The reality of the agrochemical industry is masked by well-funded public relations machinery. The industry subverts official agencies and regulatory bodies and supports prolific lobby organisations and (‘public scientists’) which masquerade as neutral institutions.

And for the record, it is possible to farm productively and profitably without the use of synthetic agrochemicals – and to achieve food security. For instance, see the article ‘A Skeptical Farmer’s Monster Message on Profitability’ based on one US farmer’s journey from chemical-dependent farming to organic on his 8,000-acre farm (discussed on the AgWeb site) or ‘The Untold Success Story of Agroecology in Africa’ in the journal Development (2015). From the Tigray region of Ethiopia to various high-level (UN) reports that have recommended agroecology there are many examples, too many to discuss here.

The UK government says it cares so much about the nation’s health (the infection mortality rate for COVID-19 appears to be similar to those of a bad seasonal flu) but has presided over and facilitated a genuine public health crisis for years. And it is now pumping billions of pounds of public money into a track, trace and test regime when it could have used it to boost overall NHS capacity; remember when the government stated that the initial lockdown was implemented to protect the NHS?

In fact, the government is spending the equivalent of 77% of the NHS annual revenue budget on an “unevaluated, underdesigned national programme leading to an insufficiently supported intervention – in many cases for the wrong people” says a recent editorial in the BMJ.

In the meantime, it is investing heavily in a (possibly mandatory) vaccine that based on the design of the trials – according to a recent article in the same journal – may have no discernible impact on saving lives or preventing serious outcomes or the transmission spread of infection.

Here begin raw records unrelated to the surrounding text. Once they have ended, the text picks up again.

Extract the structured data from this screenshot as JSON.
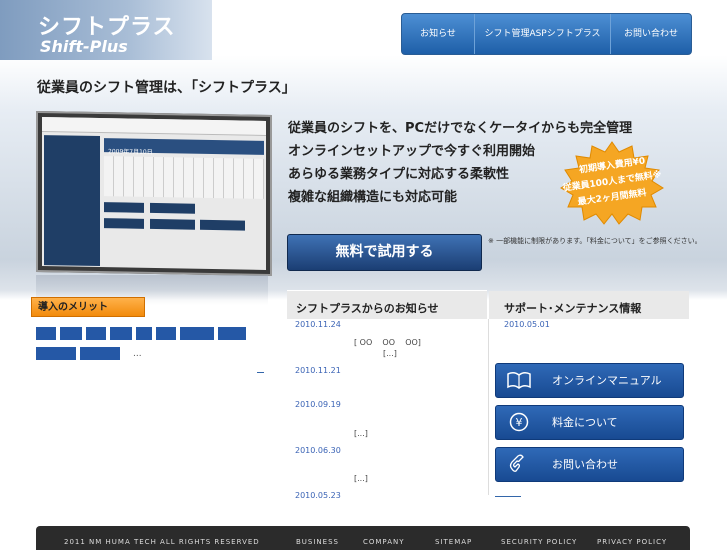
{
  "header": {
    "logo_jp": "シフトプラス",
    "logo_en": "Shift-Plus",
    "nav": [
      "お知らせ",
      "シフト管理ASPシフトプラス",
      "お問い合わせ"
    ]
  },
  "hero": {
    "tagline": "従業員のシフト管理は、「シフトプラス」",
    "features": [
      "従業員のシフトを、PCだけでなくケータイからも完全管理",
      "オンラインセットアップで今すぐ利用開始",
      "あらゆる業務タイプに対応する柔軟性",
      "複雑な組織構造にも対応可能"
    ],
    "badge": {
      "line1": "初期導入費用¥0",
      "line2": "従業員100人まで無料",
      "mark": "※",
      "line3": "最大2ヶ月間無料"
    },
    "trial_button": "無料で試用する",
    "note": "※ 一部機能に制限があります。「料金について」をご参照ください。",
    "screenshot_date": "2009年7月10日"
  },
  "merit": {
    "label": "導入のメリット",
    "ellipsis": "..."
  },
  "news": {
    "title": "シフトプラスからのお知らせ",
    "items": [
      {
        "date": "2010.11.24",
        "text": "[ OO    OO    OO]",
        "more": "[...]"
      },
      {
        "date": "2010.11.21",
        "text": "",
        "more": ""
      },
      {
        "date": "2010.09.19",
        "text": "",
        "more": "[...]"
      },
      {
        "date": "2010.06.30",
        "text": "",
        "more": "[...]"
      },
      {
        "date": "2010.05.23",
        "text": "",
        "more": ""
      }
    ]
  },
  "support": {
    "title": "サポート･メンテナンス情報",
    "date": "2010.05.01",
    "buttons": [
      {
        "label": "オンラインマニュアル",
        "icon": "book-icon"
      },
      {
        "label": "料金について",
        "icon": "yen-icon"
      },
      {
        "label": "お問い合わせ",
        "icon": "phone-icon"
      }
    ]
  },
  "footer": {
    "copyright": "2011 NM HUMA TECH ALL RIGHTS RESERVED",
    "links": [
      "BUSINESS",
      "COMPANY",
      "SITEMAP",
      "SECURITY POLICY",
      "PRIVACY POLICY"
    ]
  },
  "colors": {
    "accent": "#1e5fa8",
    "orange": "#f28b0c",
    "badge": "#f5a623",
    "footer": "#2b2b2b"
  }
}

Readers can access all Rosemary Mason’s reports on the academia.edu site

The post Crisis, What Crisis? Hypocrisy and Public Health in the UK first appeared on Dissident Voice.